When Idaho first required sex offenders to register with police in 1993, most of them were not forced to do so for the rest of their lives. But over the years legislators extended lifetime registration to more and more crimes, and today it presumptively applies to all sex offenders, who also must check in with police every 90 days. A federal lawsuit filed last Friday argues that retroactively imposing those requirements on sex offenders, in some cases more than two decades after they were convicted, violates the Constitution's ban on ex post facto laws.
Whether the courts agree will depend on whether they view registration and the burdens associated with it as a punishment. In the 2003 case Smith v. Doe, the Supreme Court ruled that Alaska's sex offender registry was essentially regulatory and was not punitive enough to violate the Ex Post Facto Clause. But in August the U.S. Court of Appeals for the 6th Circuit concluded that Michigan's Sex Offender Registration Act goes far enough beyond Alaska's law that applying it retroactively is unconstitutional. The 6th Circuit focused on the act's arbitrary classification scheme, residence restrictions, and burdensome reporting requirements—all features shared by Idaho's law.
Michigan puts sex offenders in tiers that supposedly indicate how dangerous they are, but an offender's classification is based entirely on the statute he violated, as opposed to an individualized assessment of the risk he poses. While Idaho has no tiers, putting all sex offenders in the same category and requiring all of them to register for life implies that they are all equally dangerous, which is arguably even more misleading than Michigan's system. The Idaho lawsuit, which was brought by 104 sex offenders, argues that the state "publicly and falsely identifies [the plaintiffs] as among the most dangerous sex offenders on the registry," even though they "have clinically been determined to be low risk."
Michigan makes it illegal for sex offenders to live, work, or loiter within 1,000 feet of a school. Idaho's zone of exclusion is half as big, and it does not explicitly apply to work, although it effectively bars sex offenders from any job that might require being present on school grounds (to deliver goods or repair equipment, for example). Even sex offenders attending their children's school functions have to get permission in advance.
Like Michigan, Idaho requires registrants to immediately report in person even minor changes in their information, such as a new online ID or a newly borrowed car. Failing to do so within two days is a felony punishable by up to 10 years in prison. Registrants also have to report in advance any trip lasting longer than seven days, and if they travel to another state they are subject to its restrictions, which may be different and hard to figure out. The lawsuit says Idaho's "reporting, surveillance, and supervision requirements" for sex offenders "are similar to, but more restrictive and onerous than, the reporting, surveillance, and supervision that the plaintiffs experienced while serving their sentences on probation or parole."

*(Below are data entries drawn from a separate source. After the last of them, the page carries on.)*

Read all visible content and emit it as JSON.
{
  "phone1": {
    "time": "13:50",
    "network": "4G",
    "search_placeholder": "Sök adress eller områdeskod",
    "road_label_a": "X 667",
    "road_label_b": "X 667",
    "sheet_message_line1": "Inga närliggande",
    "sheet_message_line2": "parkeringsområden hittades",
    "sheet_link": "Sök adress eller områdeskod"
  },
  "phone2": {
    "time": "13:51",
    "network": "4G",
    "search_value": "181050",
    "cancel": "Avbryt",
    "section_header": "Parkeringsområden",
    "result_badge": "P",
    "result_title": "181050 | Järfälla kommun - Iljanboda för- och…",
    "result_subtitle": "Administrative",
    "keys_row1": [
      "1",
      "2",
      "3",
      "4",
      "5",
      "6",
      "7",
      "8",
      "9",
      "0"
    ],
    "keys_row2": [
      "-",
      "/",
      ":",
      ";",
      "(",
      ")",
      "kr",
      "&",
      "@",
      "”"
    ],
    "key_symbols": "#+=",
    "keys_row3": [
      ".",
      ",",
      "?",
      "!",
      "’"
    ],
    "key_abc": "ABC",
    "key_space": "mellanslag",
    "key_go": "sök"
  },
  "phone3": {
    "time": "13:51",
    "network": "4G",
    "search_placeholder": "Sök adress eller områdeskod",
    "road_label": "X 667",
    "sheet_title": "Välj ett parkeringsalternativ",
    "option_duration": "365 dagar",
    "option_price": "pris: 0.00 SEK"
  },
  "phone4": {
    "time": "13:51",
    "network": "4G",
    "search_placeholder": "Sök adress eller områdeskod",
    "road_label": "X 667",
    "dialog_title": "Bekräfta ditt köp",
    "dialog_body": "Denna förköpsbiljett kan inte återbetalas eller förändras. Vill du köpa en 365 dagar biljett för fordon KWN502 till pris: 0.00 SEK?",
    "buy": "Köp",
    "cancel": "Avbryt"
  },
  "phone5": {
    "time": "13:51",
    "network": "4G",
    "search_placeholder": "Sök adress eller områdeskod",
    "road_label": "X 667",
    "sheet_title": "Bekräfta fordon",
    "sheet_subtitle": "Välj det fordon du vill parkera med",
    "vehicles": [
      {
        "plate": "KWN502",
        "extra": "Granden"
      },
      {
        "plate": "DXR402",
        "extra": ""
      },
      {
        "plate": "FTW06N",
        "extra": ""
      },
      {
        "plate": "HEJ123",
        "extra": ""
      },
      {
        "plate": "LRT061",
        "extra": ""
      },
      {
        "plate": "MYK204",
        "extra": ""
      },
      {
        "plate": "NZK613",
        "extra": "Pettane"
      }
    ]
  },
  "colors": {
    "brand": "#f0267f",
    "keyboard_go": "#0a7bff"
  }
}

The plaintiffs note (as the 6th Circuit did) the lack of evidence that these requirements actually make the public safer, which is the rationale for viewing them as regulations rather than penalties. "In fact," says the lawsuit, "the research shows that public registries are likely to increase, rather than decrease, recidivism, and are therefore counterproductive to their avowed purpose of public protection….These results reflect the fact that sex offender registration and the attendant consequences exacerbate risk factors for recidivism, such as lack of employment and housing, and prevent healthy reintegration into the community."
The lawsuit also argues that some provisions of Idaho's law are unconstitutionally vague. It is not clear, for example, whether a registrant commits a felony by signing up for Netflix or changing his Amazon user ID and failing to notify police (in person!) within two days. Other claims involve double jeopardy, cruel and unusual punishment, freedom of travel, and religious freedom (since churches may be within 500 feet of a school).
This month the U.S. Court of Appeals for the 9th Circuit, which includes Idaho, ruled that a state appeals court "was not unreasonable" in holding that Arizona's sex offender registry was mainly regulatory rather than punitive. That decision does not bode well for the challenge to Idaho's law, but it does not preclude success either, even on the ex post facto claim. Idaho's law is more burdensome than Arizona's in some respects, and the 9th Circuit did not independently assess Arizona's law in this month's ruling, which involved a habeas corpus petition filed by a sex offender sentenced to prison for failing to register. The 9th Circuit merely concluded that the state court's decision was "neither contrary to, nor an unreasonable application of" Smith v. Doe.